I was shocked when I realized yesterday that the last time I posted here was 12 days ago. That isn’t such a long dry spell but it comes after several months of diminishing posts and of a general feeling of blog malaise. When you blog and then stop blogging there is a tendency (at least for me) to feel slightly guilty: like readers are disappointed. And then I feel like that’s ridiculous, there are roughly 4-million some bloggers out there and the lack of my voice out there in the blogosphere isn’t going to matter much. Then I think about posting about my guilt and my angst over that guilt and that just seems like a pathetic attempt to get readers to comment on how much they miss me and love everything I write. So what do I do? I don’t write anything.
That’s part of it. Of course, I could just ignore my lack of posting and instead write about other stuff. But what stuff? I think the other part of my posting problem is I’m not sure anymore what I want the blog to be. I started blogging mostly because I just wanted the opportunity to write. Over the years that I’ve been doing it I’ve also enjoyed the community aspect, especially in niche communities like among book bloggers. I’ve also migrated from just writing about stuff I’m thinking about to mostly writing about books but I don’t really think of myself as a book blogger. So what do I do? I don’t write anything.

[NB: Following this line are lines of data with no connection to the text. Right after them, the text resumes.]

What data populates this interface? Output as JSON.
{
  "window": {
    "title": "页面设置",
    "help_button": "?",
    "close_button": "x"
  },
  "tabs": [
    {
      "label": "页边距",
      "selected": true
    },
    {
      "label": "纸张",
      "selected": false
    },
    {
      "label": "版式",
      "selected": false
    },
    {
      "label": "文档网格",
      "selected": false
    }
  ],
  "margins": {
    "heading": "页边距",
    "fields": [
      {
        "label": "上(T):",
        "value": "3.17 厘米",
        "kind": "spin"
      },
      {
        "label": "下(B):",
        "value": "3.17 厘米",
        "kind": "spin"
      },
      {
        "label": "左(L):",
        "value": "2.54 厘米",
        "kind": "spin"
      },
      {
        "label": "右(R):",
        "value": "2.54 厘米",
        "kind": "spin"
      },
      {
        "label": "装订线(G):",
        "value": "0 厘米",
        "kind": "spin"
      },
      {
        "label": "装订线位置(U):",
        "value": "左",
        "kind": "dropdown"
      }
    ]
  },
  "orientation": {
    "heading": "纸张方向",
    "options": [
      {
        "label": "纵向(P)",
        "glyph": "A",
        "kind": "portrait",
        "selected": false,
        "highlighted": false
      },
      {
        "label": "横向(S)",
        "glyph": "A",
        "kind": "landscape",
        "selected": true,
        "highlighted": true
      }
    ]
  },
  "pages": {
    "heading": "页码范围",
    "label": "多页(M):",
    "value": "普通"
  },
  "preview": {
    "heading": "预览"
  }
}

So that’s also part of it. The other part is that my non-virtual life has been busy this spring. Baseball and a beach vacation and all the end of the school year celebrations and recitals and plays and picnics. In reality though the idea that I’m somehow too busy to blog is a lie. Yes, I’ve been busy; mostly that busy-ness is work and school and kids and reading in the spare minutes. But I’ve found also the time to spend more time on a homeschool message board. And to watch Chopped. I’ve spent evenings surfing the Internet following interesting (and not so interesting) links. I think most of the time when we claim that we are too busy to do something it means that other things are just more important. There is only so much extra time in the day and lately I haven’t been choosing to use it to blog. Still, I tell myself I’m too busy. And I don’t write anything.
More than anything though I think it’s simply that I’ve gotten out of the habit. New habits have crept in and taken over. I’m not in any way comparing myself to John McPhee. However, in thinking about this lack of a habit of writing I thought of a recent article in The New Yorker by him on writer’s block:
You are writing, say, about a grizzly bear. No words are forthcoming. For six, seven, ten hours no words have been forthcoming. You are blocked, frustrated, in despair. You are nowhere, and that’s where you’ve been getting. What do you do? You write, ‘Dear Mother.’ And then you tell your mother about the block, the frustration, the ineptitude, the despair. You insist that you are not cut out to do this kind of work. You whine. You whimper. You outline your problem, and you mention that the bear has a fifty-five-inch waist and a neck more than thirty inches around but could run nose-to-nose with Secretariat. You say the bear prefers to lie down and rest. The bear rests fourteen hours a day. And you go on like that as long as you can. And then you go back and delete the ‘Dear Mother’ and all the whimpering and whining, and just keep the bear.
”Draft No. 4”, by John McPhee, in the April 29, 2013 The New Yorker
I have no big conclusions or resolutions about this blog. But you can consider this post a habit-breaking ‘Dear Mother’ letter.